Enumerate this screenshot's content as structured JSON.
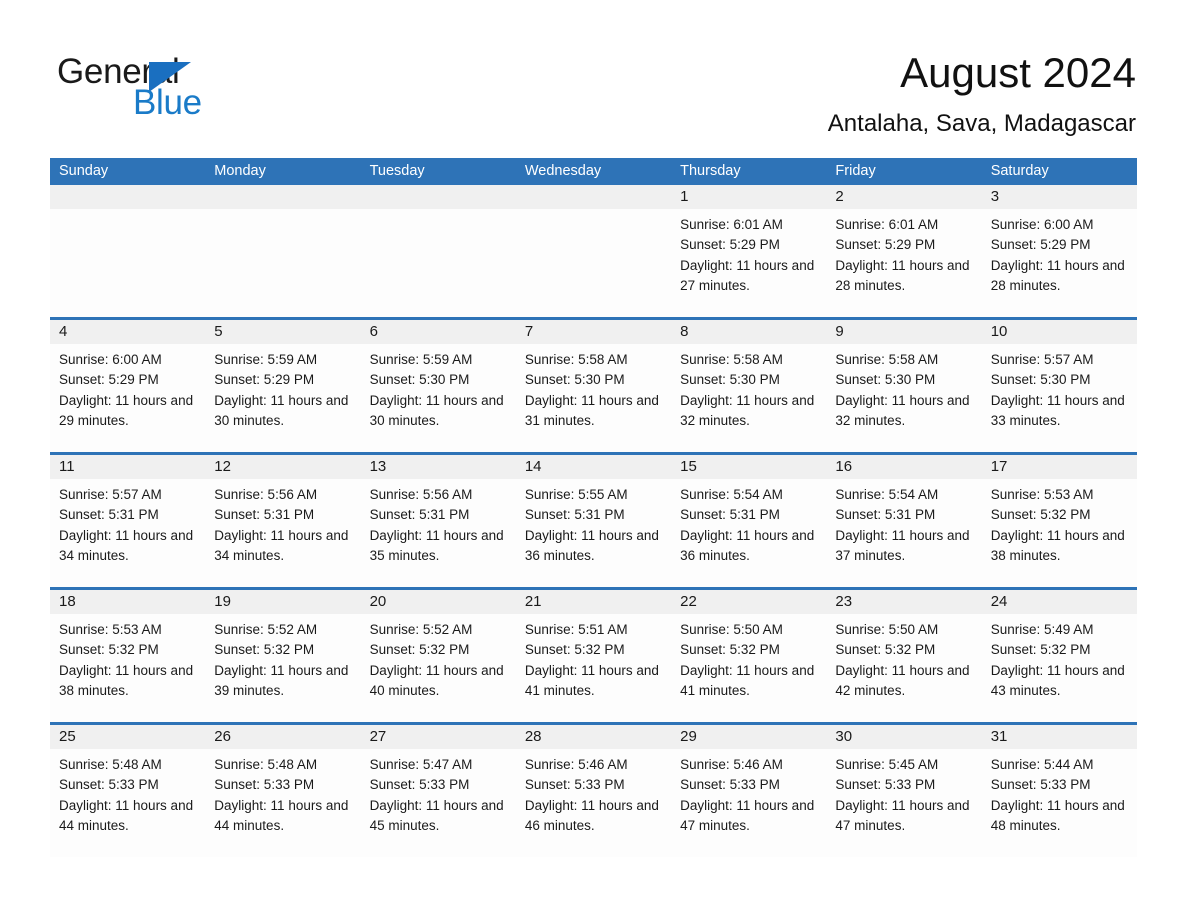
{
  "brand": {
    "word_one": "General",
    "word_two": "Blue",
    "triangle_icon": "triangle-logo-icon",
    "accent_color": "#1a7bc8"
  },
  "header": {
    "title": "August 2024",
    "subtitle": "Antalaha, Sava, Madagascar"
  },
  "theme": {
    "header_blue": "#2e73b7",
    "daynum_band": "#f0f0f0",
    "cell_background": "#fdfdfd",
    "text": "#1a1a1a"
  },
  "weekdays": [
    "Sunday",
    "Monday",
    "Tuesday",
    "Wednesday",
    "Thursday",
    "Friday",
    "Saturday"
  ],
  "weeks": [
    [
      {
        "day": "",
        "sunrise": "",
        "sunset": "",
        "daylight": ""
      },
      {
        "day": "",
        "sunrise": "",
        "sunset": "",
        "daylight": ""
      },
      {
        "day": "",
        "sunrise": "",
        "sunset": "",
        "daylight": ""
      },
      {
        "day": "",
        "sunrise": "",
        "sunset": "",
        "daylight": ""
      },
      {
        "day": "1",
        "sunrise": "Sunrise: 6:01 AM",
        "sunset": "Sunset: 5:29 PM",
        "daylight": "Daylight: 11 hours and 27 minutes."
      },
      {
        "day": "2",
        "sunrise": "Sunrise: 6:01 AM",
        "sunset": "Sunset: 5:29 PM",
        "daylight": "Daylight: 11 hours and 28 minutes."
      },
      {
        "day": "3",
        "sunrise": "Sunrise: 6:00 AM",
        "sunset": "Sunset: 5:29 PM",
        "daylight": "Daylight: 11 hours and 28 minutes."
      }
    ],
    [
      {
        "day": "4",
        "sunrise": "Sunrise: 6:00 AM",
        "sunset": "Sunset: 5:29 PM",
        "daylight": "Daylight: 11 hours and 29 minutes."
      },
      {
        "day": "5",
        "sunrise": "Sunrise: 5:59 AM",
        "sunset": "Sunset: 5:29 PM",
        "daylight": "Daylight: 11 hours and 30 minutes."
      },
      {
        "day": "6",
        "sunrise": "Sunrise: 5:59 AM",
        "sunset": "Sunset: 5:30 PM",
        "daylight": "Daylight: 11 hours and 30 minutes."
      },
      {
        "day": "7",
        "sunrise": "Sunrise: 5:58 AM",
        "sunset": "Sunset: 5:30 PM",
        "daylight": "Daylight: 11 hours and 31 minutes."
      },
      {
        "day": "8",
        "sunrise": "Sunrise: 5:58 AM",
        "sunset": "Sunset: 5:30 PM",
        "daylight": "Daylight: 11 hours and 32 minutes."
      },
      {
        "day": "9",
        "sunrise": "Sunrise: 5:58 AM",
        "sunset": "Sunset: 5:30 PM",
        "daylight": "Daylight: 11 hours and 32 minutes."
      },
      {
        "day": "10",
        "sunrise": "Sunrise: 5:57 AM",
        "sunset": "Sunset: 5:30 PM",
        "daylight": "Daylight: 11 hours and 33 minutes."
      }
    ],
    [
      {
        "day": "11",
        "sunrise": "Sunrise: 5:57 AM",
        "sunset": "Sunset: 5:31 PM",
        "daylight": "Daylight: 11 hours and 34 minutes."
      },
      {
        "day": "12",
        "sunrise": "Sunrise: 5:56 AM",
        "sunset": "Sunset: 5:31 PM",
        "daylight": "Daylight: 11 hours and 34 minutes."
      },
      {
        "day": "13",
        "sunrise": "Sunrise: 5:56 AM",
        "sunset": "Sunset: 5:31 PM",
        "daylight": "Daylight: 11 hours and 35 minutes."
      },
      {
        "day": "14",
        "sunrise": "Sunrise: 5:55 AM",
        "sunset": "Sunset: 5:31 PM",
        "daylight": "Daylight: 11 hours and 36 minutes."
      },
      {
        "day": "15",
        "sunrise": "Sunrise: 5:54 AM",
        "sunset": "Sunset: 5:31 PM",
        "daylight": "Daylight: 11 hours and 36 minutes."
      },
      {
        "day": "16",
        "sunrise": "Sunrise: 5:54 AM",
        "sunset": "Sunset: 5:31 PM",
        "daylight": "Daylight: 11 hours and 37 minutes."
      },
      {
        "day": "17",
        "sunrise": "Sunrise: 5:53 AM",
        "sunset": "Sunset: 5:32 PM",
        "daylight": "Daylight: 11 hours and 38 minutes."
      }
    ],
    [
      {
        "day": "18",
        "sunrise": "Sunrise: 5:53 AM",
        "sunset": "Sunset: 5:32 PM",
        "daylight": "Daylight: 11 hours and 38 minutes."
      },
      {
        "day": "19",
        "sunrise": "Sunrise: 5:52 AM",
        "sunset": "Sunset: 5:32 PM",
        "daylight": "Daylight: 11 hours and 39 minutes."
      },
      {
        "day": "20",
        "sunrise": "Sunrise: 5:52 AM",
        "sunset": "Sunset: 5:32 PM",
        "daylight": "Daylight: 11 hours and 40 minutes."
      },
      {
        "day": "21",
        "sunrise": "Sunrise: 5:51 AM",
        "sunset": "Sunset: 5:32 PM",
        "daylight": "Daylight: 11 hours and 41 minutes."
      },
      {
        "day": "22",
        "sunrise": "Sunrise: 5:50 AM",
        "sunset": "Sunset: 5:32 PM",
        "daylight": "Daylight: 11 hours and 41 minutes."
      },
      {
        "day": "23",
        "sunrise": "Sunrise: 5:50 AM",
        "sunset": "Sunset: 5:32 PM",
        "daylight": "Daylight: 11 hours and 42 minutes."
      },
      {
        "day": "24",
        "sunrise": "Sunrise: 5:49 AM",
        "sunset": "Sunset: 5:32 PM",
        "daylight": "Daylight: 11 hours and 43 minutes."
      }
    ],
    [
      {
        "day": "25",
        "sunrise": "Sunrise: 5:48 AM",
        "sunset": "Sunset: 5:33 PM",
        "daylight": "Daylight: 11 hours and 44 minutes."
      },
      {
        "day": "26",
        "sunrise": "Sunrise: 5:48 AM",
        "sunset": "Sunset: 5:33 PM",
        "daylight": "Daylight: 11 hours and 44 minutes."
      },
      {
        "day": "27",
        "sunrise": "Sunrise: 5:47 AM",
        "sunset": "Sunset: 5:33 PM",
        "daylight": "Daylight: 11 hours and 45 minutes."
      },
      {
        "day": "28",
        "sunrise": "Sunrise: 5:46 AM",
        "sunset": "Sunset: 5:33 PM",
        "daylight": "Daylight: 11 hours and 46 minutes."
      },
      {
        "day": "29",
        "sunrise": "Sunrise: 5:46 AM",
        "sunset": "Sunset: 5:33 PM",
        "daylight": "Daylight: 11 hours and 47 minutes."
      },
      {
        "day": "30",
        "sunrise": "Sunrise: 5:45 AM",
        "sunset": "Sunset: 5:33 PM",
        "daylight": "Daylight: 11 hours and 47 minutes."
      },
      {
        "day": "31",
        "sunrise": "Sunrise: 5:44 AM",
        "sunset": "Sunset: 5:33 PM",
        "daylight": "Daylight: 11 hours and 48 minutes."
      }
    ]
  ]
}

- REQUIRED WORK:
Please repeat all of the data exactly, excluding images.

- SOLUTION TO THE EXERCISE:
Enumerate this screenshot's content as structured JSON.
{
  "brand": {
    "word_one": "General",
    "word_two": "Blue",
    "triangle_icon": "triangle-logo-icon",
    "accent_color": "#1a7bc8"
  },
  "header": {
    "title": "August 2024",
    "subtitle": "Antalaha, Sava, Madagascar"
  },
  "theme": {
    "header_blue": "#2e73b7",
    "daynum_band": "#f0f0f0",
    "cell_background": "#fdfdfd",
    "text": "#1a1a1a"
  },
  "weekdays": [
    "Sunday",
    "Monday",
    "Tuesday",
    "Wednesday",
    "Thursday",
    "Friday",
    "Saturday"
  ],
  "weeks": [
    [
      {
        "day": "",
        "sunrise": "",
        "sunset": "",
        "daylight": ""
      },
      {
        "day": "",
        "sunrise": "",
        "sunset": "",
        "daylight": ""
      },
      {
        "day": "",
        "sunrise": "",
        "sunset": "",
        "daylight": ""
      },
      {
        "day": "",
        "sunrise": "",
        "sunset": "",
        "daylight": ""
      },
      {
        "day": "1",
        "sunrise": "Sunrise: 6:01 AM",
        "sunset": "Sunset: 5:29 PM",
        "daylight": "Daylight: 11 hours and 27 minutes."
      },
      {
        "day": "2",
        "sunrise": "Sunrise: 6:01 AM",
        "sunset": "Sunset: 5:29 PM",
        "daylight": "Daylight: 11 hours and 28 minutes."
      },
      {
        "day": "3",
        "sunrise": "Sunrise: 6:00 AM",
        "sunset": "Sunset: 5:29 PM",
        "daylight": "Daylight: 11 hours and 28 minutes."
      }
    ],
    [
      {
        "day": "4",
        "sunrise": "Sunrise: 6:00 AM",
        "sunset": "Sunset: 5:29 PM",
        "daylight": "Daylight: 11 hours and 29 minutes."
      },
      {
        "day": "5",
        "sunrise": "Sunrise: 5:59 AM",
        "sunset": "Sunset: 5:29 PM",
        "daylight": "Daylight: 11 hours and 30 minutes."
      },
      {
        "day": "6",
        "sunrise": "Sunrise: 5:59 AM",
        "sunset": "Sunset: 5:30 PM",
        "daylight": "Daylight: 11 hours and 30 minutes."
      },
      {
        "day": "7",
        "sunrise": "Sunrise: 5:58 AM",
        "sunset": "Sunset: 5:30 PM",
        "daylight": "Daylight: 11 hours and 31 minutes."
      },
      {
        "day": "8",
        "sunrise": "Sunrise: 5:58 AM",
        "sunset": "Sunset: 5:30 PM",
        "daylight": "Daylight: 11 hours and 32 minutes."
      },
      {
        "day": "9",
        "sunrise": "Sunrise: 5:58 AM",
        "sunset": "Sunset: 5:30 PM",
        "daylight": "Daylight: 11 hours and 32 minutes."
      },
      {
        "day": "10",
        "sunrise": "Sunrise: 5:57 AM",
        "sunset": "Sunset: 5:30 PM",
        "daylight": "Daylight: 11 hours and 33 minutes."
      }
    ],
    [
      {
        "day": "11",
        "sunrise": "Sunrise: 5:57 AM",
        "sunset": "Sunset: 5:31 PM",
        "daylight": "Daylight: 11 hours and 34 minutes."
      },
      {
        "day": "12",
        "sunrise": "Sunrise: 5:56 AM",
        "sunset": "Sunset: 5:31 PM",
        "daylight": "Daylight: 11 hours and 34 minutes."
      },
      {
        "day": "13",
        "sunrise": "Sunrise: 5:56 AM",
        "sunset": "Sunset: 5:31 PM",
        "daylight": "Daylight: 11 hours and 35 minutes."
      },
      {
        "day": "14",
        "sunrise": "Sunrise: 5:55 AM",
        "sunset": "Sunset: 5:31 PM",
        "daylight": "Daylight: 11 hours and 36 minutes."
      },
      {
        "day": "15",
        "sunrise": "Sunrise: 5:54 AM",
        "sunset": "Sunset: 5:31 PM",
        "daylight": "Daylight: 11 hours and 36 minutes."
      },
      {
        "day": "16",
        "sunrise": "Sunrise: 5:54 AM",
        "sunset": "Sunset: 5:31 PM",
        "daylight": "Daylight: 11 hours and 37 minutes."
      },
      {
        "day": "17",
        "sunrise": "Sunrise: 5:53 AM",
        "sunset": "Sunset: 5:32 PM",
        "daylight": "Daylight: 11 hours and 38 minutes."
      }
    ],
    [
      {
        "day": "18",
        "sunrise": "Sunrise: 5:53 AM",
        "sunset": "Sunset: 5:32 PM",
        "daylight": "Daylight: 11 hours and 38 minutes."
      },
      {
        "day": "19",
        "sunrise": "Sunrise: 5:52 AM",
        "sunset": "Sunset: 5:32 PM",
        "daylight": "Daylight: 11 hours and 39 minutes."
      },
      {
        "day": "20",
        "sunrise": "Sunrise: 5:52 AM",
        "sunset": "Sunset: 5:32 PM",
        "daylight": "Daylight: 11 hours and 40 minutes."
      },
      {
        "day": "21",
        "sunrise": "Sunrise: 5:51 AM",
        "sunset": "Sunset: 5:32 PM",
        "daylight": "Daylight: 11 hours and 41 minutes."
      },
      {
        "day": "22",
        "sunrise": "Sunrise: 5:50 AM",
        "sunset": "Sunset: 5:32 PM",
        "daylight": "Daylight: 11 hours and 41 minutes."
      },
      {
        "day": "23",
        "sunrise": "Sunrise: 5:50 AM",
        "sunset": "Sunset: 5:32 PM",
        "daylight": "Daylight: 11 hours and 42 minutes."
      },
      {
        "day": "24",
        "sunrise": "Sunrise: 5:49 AM",
        "sunset": "Sunset: 5:32 PM",
        "daylight": "Daylight: 11 hours and 43 minutes."
      }
    ],
    [
      {
        "day": "25",
        "sunrise": "Sunrise: 5:48 AM",
        "sunset": "Sunset: 5:33 PM",
        "daylight": "Daylight: 11 hours and 44 minutes."
      },
      {
        "day": "26",
        "sunrise": "Sunrise: 5:48 AM",
        "sunset": "Sunset: 5:33 PM",
        "daylight": "Daylight: 11 hours and 44 minutes."
      },
      {
        "day": "27",
        "sunrise": "Sunrise: 5:47 AM",
        "sunset": "Sunset: 5:33 PM",
        "daylight": "Daylight: 11 hours and 45 minutes."
      },
      {
        "day": "28",
        "sunrise": "Sunrise: 5:46 AM",
        "sunset": "Sunset: 5:33 PM",
        "daylight": "Daylight: 11 hours and 46 minutes."
      },
      {
        "day": "29",
        "sunrise": "Sunrise: 5:46 AM",
        "sunset": "Sunset: 5:33 PM",
        "daylight": "Daylight: 11 hours and 47 minutes."
      },
      {
        "day": "30",
        "sunrise": "Sunrise: 5:45 AM",
        "sunset": "Sunset: 5:33 PM",
        "daylight": "Daylight: 11 hours and 47 minutes."
      },
      {
        "day": "31",
        "sunrise": "Sunrise: 5:44 AM",
        "sunset": "Sunset: 5:33 PM",
        "daylight": "Daylight: 11 hours and 48 minutes."
      }
    ]
  ]
}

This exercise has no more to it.